### Work task
A line qualifies if it holds the string "icon". Copy every qualifying line from the records.

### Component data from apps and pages
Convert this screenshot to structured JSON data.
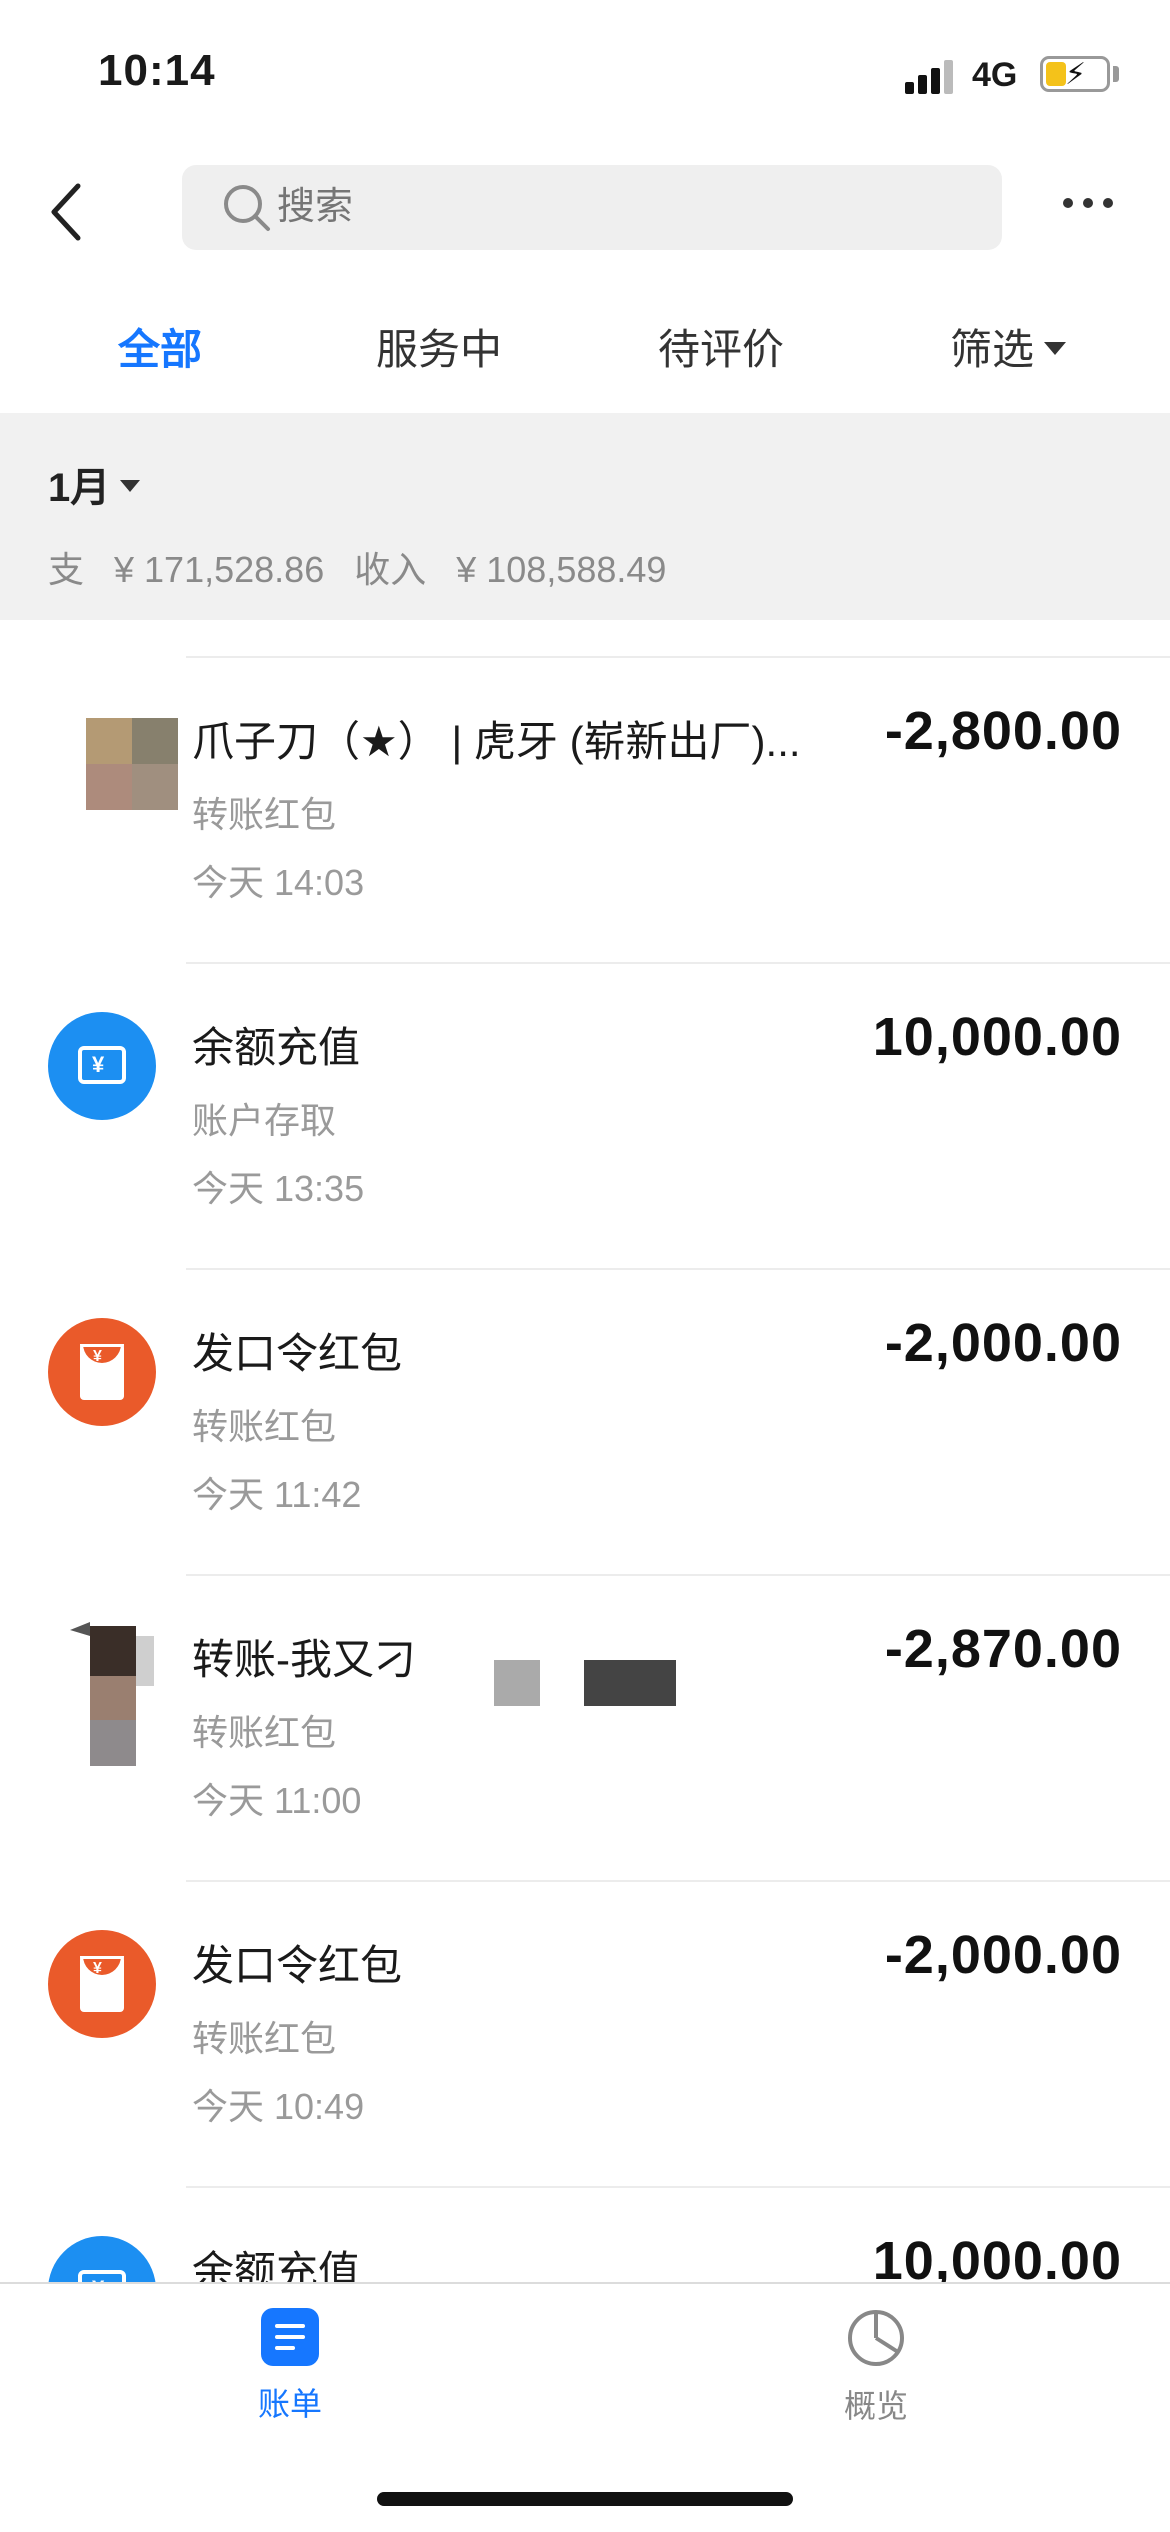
{
  "status_bar": {
    "time": "10:14",
    "network": "4G"
  },
  "nav": {
    "search_placeholder": "搜索"
  },
  "tabs": [
    {
      "label": "全部",
      "active": true
    },
    {
      "label": "服务中",
      "active": false
    },
    {
      "label": "待评价",
      "active": false
    },
    {
      "label": "筛选",
      "active": false
    }
  ],
  "summary": {
    "month": "1月",
    "expense_label": "支",
    "expense": "¥ 171,528.86",
    "income_label": "收入",
    "income": "¥ 108,588.49"
  },
  "transactions": [
    {
      "title": "爪子刀（★） | 虎牙 (崭新出厂)...",
      "category": "转账红包",
      "time": "今天  14:03",
      "amount": "-2,800.00",
      "icon": "mosaic-avatar"
    },
    {
      "title": "余额充值",
      "category": "账户存取",
      "time": "今天  13:35",
      "amount": "10,000.00",
      "icon": "balance-card-icon"
    },
    {
      "title": "发口令红包",
      "category": "转账红包",
      "time": "今天  11:42",
      "amount": "-2,000.00",
      "icon": "red-packet-icon"
    },
    {
      "title": "转账-我又刁",
      "category": "转账红包",
      "time": "今天  11:00",
      "amount": "-2,870.00",
      "icon": "person-avatar"
    },
    {
      "title": "发口令红包",
      "category": "转账红包",
      "time": "今天  10:49",
      "amount": "-2,000.00",
      "icon": "red-packet-icon"
    },
    {
      "title": "余额充值",
      "category": "",
      "time": "",
      "amount": "10,000.00",
      "icon": "balance-card-icon"
    }
  ],
  "tabbar": [
    {
      "label": "账单",
      "active": true,
      "icon": "bill-icon"
    },
    {
      "label": "概览",
      "active": false,
      "icon": "pie-chart-icon"
    }
  ],
  "colors": {
    "accent": "#1677ff",
    "recharge_blue": "#1c8ff2",
    "red_packet": "#ea5a2a",
    "summary_bg": "#f1f1f1"
  }
}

### Written response
      "icon": "mosaic-avatar"
      "icon": "balance-card-icon"
      "icon": "red-packet-icon"
      "icon": "person-avatar"
      "icon": "red-packet-icon"
      "icon": "balance-card-icon"
      "icon": "bill-icon"
      "icon": "pie-chart-icon"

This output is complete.